#### [How to complete this task]
Give back every entry exactly as it is written, but not the pictures.

Entries from a dataset of interfaces:
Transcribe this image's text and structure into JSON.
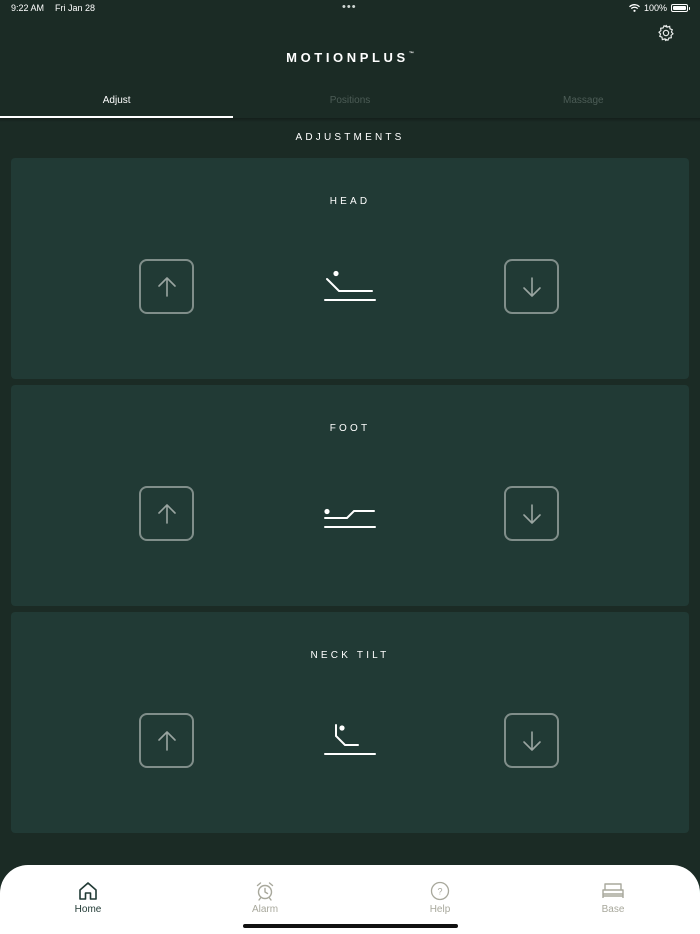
{
  "status_bar": {
    "time": "9:22 AM",
    "date": "Fri Jan 28",
    "dots": "•••",
    "battery": "100%",
    "icons": [
      "wifi-icon",
      "battery-icon"
    ]
  },
  "header": {
    "title": "MOTIONPLUS",
    "trademark": "™",
    "settings_icon": "gear-icon"
  },
  "tabs": [
    {
      "label": "Adjust",
      "active": true
    },
    {
      "label": "Positions",
      "active": false
    },
    {
      "label": "Massage",
      "active": false
    }
  ],
  "section_title": "ADJUSTMENTS",
  "cards": [
    {
      "title": "HEAD",
      "icon": "bed-head-raised-icon"
    },
    {
      "title": "FOOT",
      "icon": "bed-foot-raised-icon"
    },
    {
      "title": "NECK TILT",
      "icon": "bed-neck-tilt-icon"
    }
  ],
  "bottom_nav": [
    {
      "label": "Home",
      "icon": "home-icon",
      "active": true
    },
    {
      "label": "Alarm",
      "icon": "alarm-clock-icon",
      "active": false
    },
    {
      "label": "Help",
      "icon": "help-icon",
      "active": false
    },
    {
      "label": "Base",
      "icon": "bed-icon",
      "active": false
    }
  ],
  "colors": {
    "background": "#1b2b25",
    "card": "#213a35",
    "button_border": "#808e8a",
    "nav_active": "#213a35",
    "nav_inactive": "#a8a89c"
  }
}
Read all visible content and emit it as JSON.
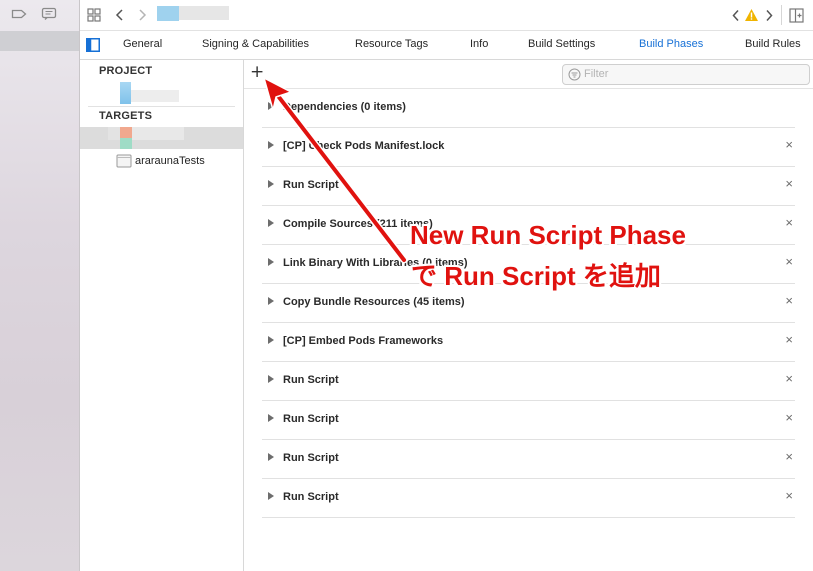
{
  "tabs": [
    {
      "label": "General",
      "active": false
    },
    {
      "label": "Signing & Capabilities",
      "active": false
    },
    {
      "label": "Resource Tags",
      "active": false
    },
    {
      "label": "Info",
      "active": false
    },
    {
      "label": "Build Settings",
      "active": false
    },
    {
      "label": "Build Phases",
      "active": true
    },
    {
      "label": "Build Rules",
      "active": false
    }
  ],
  "sidebar": {
    "project_header": "PROJECT",
    "targets_header": "TARGETS",
    "test_target": "ararаunaTests"
  },
  "toolbar": {
    "add_label": "+",
    "filter_placeholder": "Filter"
  },
  "phases": [
    {
      "label": "Dependencies (0 items)"
    },
    {
      "label": "[CP] Check Pods Manifest.lock"
    },
    {
      "label": "Run Script"
    },
    {
      "label": "Compile Sources (211 items)"
    },
    {
      "label": "Link Binary With Libraries (0 items)"
    },
    {
      "label": "Copy Bundle Resources (45 items)"
    },
    {
      "label": "[CP] Embed Pods Frameworks"
    },
    {
      "label": "Run Script"
    },
    {
      "label": "Run Script"
    },
    {
      "label": "Run Script"
    },
    {
      "label": "Run Script"
    }
  ],
  "remove_glyph": "×",
  "annotation": {
    "line1": "New Run Script Phase",
    "line2": "で Run Script を追加"
  },
  "colors": {
    "accent": "#1670d6",
    "annotation_red": "#e0120f",
    "warning": "#f0b400"
  }
}
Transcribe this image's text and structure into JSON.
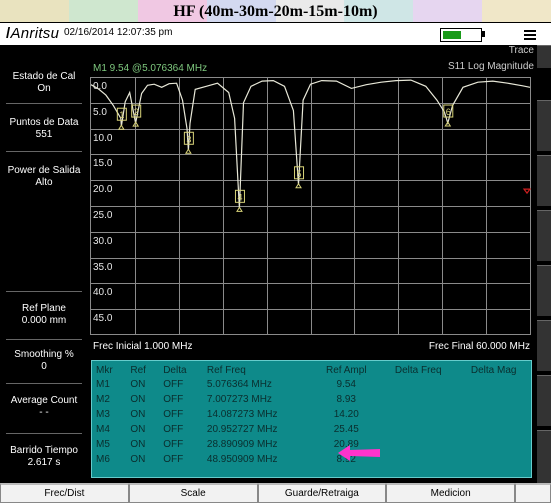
{
  "title": "HF (40m-30m-20m-15m-10m)",
  "header": {
    "brand": "Anritsu",
    "datetime": "02/16/2014 12:07:35 pm"
  },
  "left_panel": [
    {
      "label": "Estado de Cal",
      "value": "On"
    },
    {
      "label": "Puntos de Data",
      "value": "551"
    },
    {
      "label": "Power de Salida",
      "value": "Alto"
    },
    {
      "label": "Ref Plane",
      "value": "0.000 mm"
    },
    {
      "label": "Smoothing %",
      "value": "0"
    },
    {
      "label": "Average Count",
      "value": "- -"
    },
    {
      "label": "Barrido Tiempo",
      "value": "2.617 s"
    }
  ],
  "chart": {
    "trace_label": "Trace",
    "measurement": "S11 Log Magnitude",
    "marker_readout": "M1  9.54 @5.076364 MHz",
    "freq_start": "Frec Inicial 1.000 MHz",
    "freq_stop": "Frec Final 60.000 MHz"
  },
  "chart_data": {
    "type": "line",
    "y_ticks": [
      "0.0",
      "5.0",
      "10.0",
      "15.0",
      "20.0",
      "25.0",
      "30.0",
      "35.0",
      "40.0",
      "45.0"
    ],
    "ylim": [
      0,
      50
    ],
    "xlim": [
      1.0,
      60.0
    ],
    "series": [
      {
        "x": [
          1.0,
          2.0,
          3.0,
          4.0,
          5.0,
          5.08,
          5.6,
          6.2,
          7.0,
          7.8,
          8.6,
          9.5,
          10.5,
          11.5,
          12.5,
          13.3,
          13.9,
          14.09,
          14.3,
          15.0,
          16.5,
          18.0,
          19.5,
          20.3,
          20.95,
          21.5,
          22.5,
          24.0,
          25.5,
          27.0,
          28.2,
          28.89,
          29.5,
          30.5,
          32.0,
          34.0,
          36.0,
          38.0,
          40.0,
          42.0,
          44.0,
          46.0,
          47.5,
          48.5,
          48.95,
          49.6,
          51.0,
          53.0,
          55.0,
          57.0,
          59.0,
          60.0
        ],
        "y": [
          1.5,
          2.3,
          3.5,
          5.5,
          8.0,
          9.54,
          4.8,
          3.0,
          8.93,
          3.2,
          1.6,
          1.4,
          2.0,
          1.3,
          1.2,
          4.5,
          10.0,
          14.2,
          9.0,
          2.4,
          1.8,
          1.2,
          3.0,
          8.0,
          25.45,
          5.0,
          1.8,
          0.8,
          0.7,
          1.8,
          6.5,
          20.89,
          4.5,
          1.4,
          0.7,
          0.8,
          2.2,
          1.5,
          1.0,
          0.7,
          0.6,
          1.8,
          4.5,
          6.8,
          8.92,
          5.5,
          2.0,
          1.0,
          0.8,
          1.2,
          1.7,
          2.0
        ]
      }
    ],
    "markers": [
      {
        "label": "1",
        "x": 5.076364,
        "y": 9.54
      },
      {
        "label": "2",
        "x": 7.007273,
        "y": 8.93
      },
      {
        "label": "3",
        "x": 14.087273,
        "y": 14.2
      },
      {
        "label": "4",
        "x": 20.952727,
        "y": 25.45
      },
      {
        "label": "5",
        "x": 28.890909,
        "y": 20.89
      },
      {
        "label": "6",
        "x": 48.950909,
        "y": 8.92
      }
    ]
  },
  "marker_table": {
    "headers": [
      "Mkr",
      "Ref",
      "Delta",
      "Ref Freq",
      "Ref Ampl",
      "Delta Freq",
      "Delta Mag"
    ],
    "rows": [
      [
        "M1",
        "ON",
        "OFF",
        "5.076364 MHz",
        "9.54"
      ],
      [
        "M2",
        "ON",
        "OFF",
        "7.007273 MHz",
        "8.93"
      ],
      [
        "M3",
        "ON",
        "OFF",
        "14.087273 MHz",
        "14.20"
      ],
      [
        "M4",
        "ON",
        "OFF",
        "20.952727 MHz",
        "25.45"
      ],
      [
        "M5",
        "ON",
        "OFF",
        "28.890909 MHz",
        "20.89"
      ],
      [
        "M6",
        "ON",
        "OFF",
        "48.950909 MHz",
        "8.92"
      ]
    ]
  },
  "softkeys": [
    "Frec/Dist",
    "Scale",
    "Guarde/Retraiga",
    "Medicion"
  ],
  "colors": {
    "trace": "#e8e8d8",
    "grid": "#8a8a8a",
    "marker_box": "#d9d47a",
    "table_bg": "#0e8a8a",
    "arrow": "#ff33cc",
    "reference_marker": "#d02020"
  }
}
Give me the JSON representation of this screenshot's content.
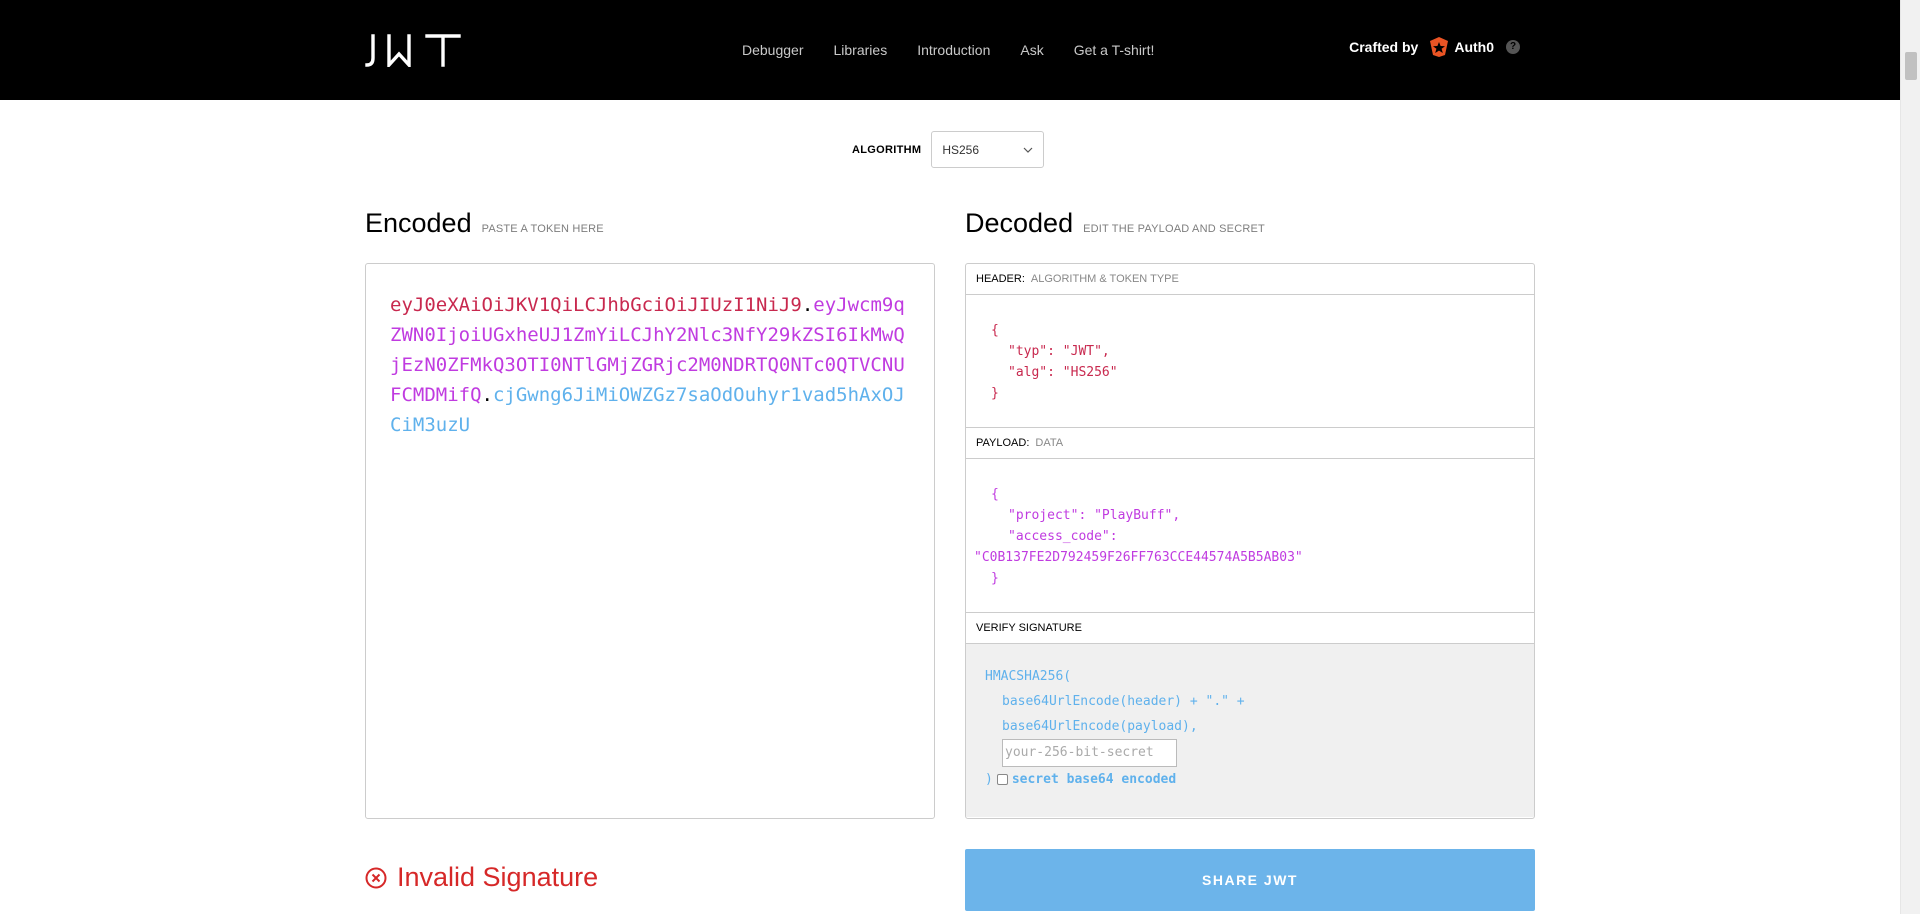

#### [Exercise output]
Transcribe this image's text and structure into JSON.
{
  "status_bar": {
    "time": "9:22 AM",
    "date": "Fri Jan 28",
    "dots": "•••",
    "battery": "100%",
    "icons": [
      "wifi-icon",
      "battery-icon"
    ]
  },
  "header": {
    "title": "MOTIONPLUS",
    "trademark": "™",
    "settings_icon": "gear-icon"
  },
  "tabs": [
    {
      "label": "Adjust",
      "active": true
    },
    {
      "label": "Positions",
      "active": false
    },
    {
      "label": "Massage",
      "active": false
    }
  ],
  "section_title": "ADJUSTMENTS",
  "cards": [
    {
      "title": "HEAD",
      "icon": "bed-head-raised-icon"
    },
    {
      "title": "FOOT",
      "icon": "bed-foot-raised-icon"
    },
    {
      "title": "NECK TILT",
      "icon": "bed-neck-tilt-icon"
    }
  ],
  "bottom_nav": [
    {
      "label": "Home",
      "icon": "home-icon",
      "active": true
    },
    {
      "label": "Alarm",
      "icon": "alarm-clock-icon",
      "active": false
    },
    {
      "label": "Help",
      "icon": "help-icon",
      "active": false
    },
    {
      "label": "Base",
      "icon": "bed-icon",
      "active": false
    }
  ],
  "colors": {
    "background": "#1b2b25",
    "card": "#213a35",
    "button_border": "#808e8a",
    "nav_active": "#213a35",
    "nav_inactive": "#a8a89c"
  }
}
Read all visible content and emit it as JSON.
{
  "tabs": [
    {
      "label": "General",
      "active": false
    },
    {
      "label": "Signing & Capabilities",
      "active": false
    },
    {
      "label": "Resource Tags",
      "active": false
    },
    {
      "label": "Info",
      "active": false
    },
    {
      "label": "Build Settings",
      "active": false
    },
    {
      "label": "Build Phases",
      "active": true
    },
    {
      "label": "Build Rules",
      "active": false
    }
  ],
  "sidebar": {
    "project_header": "PROJECT",
    "targets_header": "TARGETS",
    "test_target": "ararаunaTests"
  },
  "toolbar": {
    "add_label": "+",
    "filter_placeholder": "Filter"
  },
  "phases": [
    {
      "label": "Dependencies (0 items)"
    },
    {
      "label": "[CP] Check Pods Manifest.lock"
    },
    {
      "label": "Run Script"
    },
    {
      "label": "Compile Sources (211 items)"
    },
    {
      "label": "Link Binary With Libraries (0 items)"
    },
    {
      "label": "Copy Bundle Resources (45 items)"
    },
    {
      "label": "[CP] Embed Pods Frameworks"
    },
    {
      "label": "Run Script"
    },
    {
      "label": "Run Script"
    },
    {
      "label": "Run Script"
    },
    {
      "label": "Run Script"
    }
  ],
  "remove_glyph": "×",
  "annotation": {
    "line1": "New Run Script Phase",
    "line2": "で Run Script を追加"
  },
  "colors": {
    "accent": "#1670d6",
    "annotation_red": "#e0120f",
    "warning": "#f0b400"
  }
}
Transcribe this image's text and structure into JSON.
{
  "title": "HF (40m-30m-20m-15m-10m)",
  "header": {
    "brand": "Anritsu",
    "datetime": "02/16/2014 12:07:35 pm"
  },
  "left_panel": [
    {
      "label": "Estado de Cal",
      "value": "On"
    },
    {
      "label": "Puntos de Data",
      "value": "551"
    },
    {
      "label": "Power de Salida",
      "value": "Alto"
    },
    {
      "label": "Ref Plane",
      "value": "0.000 mm"
    },
    {
      "label": "Smoothing %",
      "value": "0"
    },
    {
      "label": "Average Count",
      "value": "- -"
    },
    {
      "label": "Barrido Tiempo",
      "value": "2.617 s"
    }
  ],
  "chart": {
    "trace_label": "Trace",
    "measurement": "S11 Log Magnitude",
    "marker_readout": "M1  9.54 @5.076364 MHz",
    "freq_start": "Frec Inicial 1.000 MHz",
    "freq_stop": "Frec Final 60.000 MHz"
  },
  "chart_data": {
    "type": "line",
    "y_ticks": [
      "0.0",
      "5.0",
      "10.0",
      "15.0",
      "20.0",
      "25.0",
      "30.0",
      "35.0",
      "40.0",
      "45.0"
    ],
    "ylim": [
      0,
      50
    ],
    "xlim": [
      1.0,
      60.0
    ],
    "series": [
      {
        "x": [
          1.0,
          2.0,
          3.0,
          4.0,
          5.0,
          5.08,
          5.6,
          6.2,
          7.0,
          7.8,
          8.6,
          9.5,
          10.5,
          11.5,
          12.5,
          13.3,
          13.9,
          14.09,
          14.3,
          15.0,
          16.5,
          18.0,
          19.5,
          20.3,
          20.95,
          21.5,
          22.5,
          24.0,
          25.5,
          27.0,
          28.2,
          28.89,
          29.5,
          30.5,
          32.0,
          34.0,
          36.0,
          38.0,
          40.0,
          42.0,
          44.0,
          46.0,
          47.5,
          48.5,
          48.95,
          49.6,
          51.0,
          53.0,
          55.0,
          57.0,
          59.0,
          60.0
        ],
        "y": [
          1.5,
          2.3,
          3.5,
          5.5,
          8.0,
          9.54,
          4.8,
          3.0,
          8.93,
          3.2,
          1.6,
          1.4,
          2.0,
          1.3,
          1.2,
          4.5,
          10.0,
          14.2,
          9.0,
          2.4,
          1.8,
          1.2,
          3.0,
          8.0,
          25.45,
          5.0,
          1.8,
          0.8,
          0.7,
          1.8,
          6.5,
          20.89,
          4.5,
          1.4,
          0.7,
          0.8,
          2.2,
          1.5,
          1.0,
          0.7,
          0.6,
          1.8,
          4.5,
          6.8,
          8.92,
          5.5,
          2.0,
          1.0,
          0.8,
          1.2,
          1.7,
          2.0
        ]
      }
    ],
    "markers": [
      {
        "label": "1",
        "x": 5.076364,
        "y": 9.54
      },
      {
        "label": "2",
        "x": 7.007273,
        "y": 8.93
      },
      {
        "label": "3",
        "x": 14.087273,
        "y": 14.2
      },
      {
        "label": "4",
        "x": 20.952727,
        "y": 25.45
      },
      {
        "label": "5",
        "x": 28.890909,
        "y": 20.89
      },
      {
        "label": "6",
        "x": 48.950909,
        "y": 8.92
      }
    ]
  },
  "marker_table": {
    "headers": [
      "Mkr",
      "Ref",
      "Delta",
      "Ref Freq",
      "Ref Ampl",
      "Delta Freq",
      "Delta Mag"
    ],
    "rows": [
      [
        "M1",
        "ON",
        "OFF",
        "5.076364 MHz",
        "9.54"
      ],
      [
        "M2",
        "ON",
        "OFF",
        "7.007273 MHz",
        "8.93"
      ],
      [
        "M3",
        "ON",
        "OFF",
        "14.087273 MHz",
        "14.20"
      ],
      [
        "M4",
        "ON",
        "OFF",
        "20.952727 MHz",
        "25.45"
      ],
      [
        "M5",
        "ON",
        "OFF",
        "28.890909 MHz",
        "20.89"
      ],
      [
        "M6",
        "ON",
        "OFF",
        "48.950909 MHz",
        "8.92"
      ]
    ]
  },
  "softkeys": [
    "Frec/Dist",
    "Scale",
    "Guarde/Retraiga",
    "Medicion"
  ],
  "colors": {
    "trace": "#e8e8d8",
    "grid": "#8a8a8a",
    "marker_box": "#d9d47a",
    "table_bg": "#0e8a8a",
    "arrow": "#ff33cc",
    "reference_marker": "#d02020"
  }
}
Give me the JSON representation of this screenshot's content.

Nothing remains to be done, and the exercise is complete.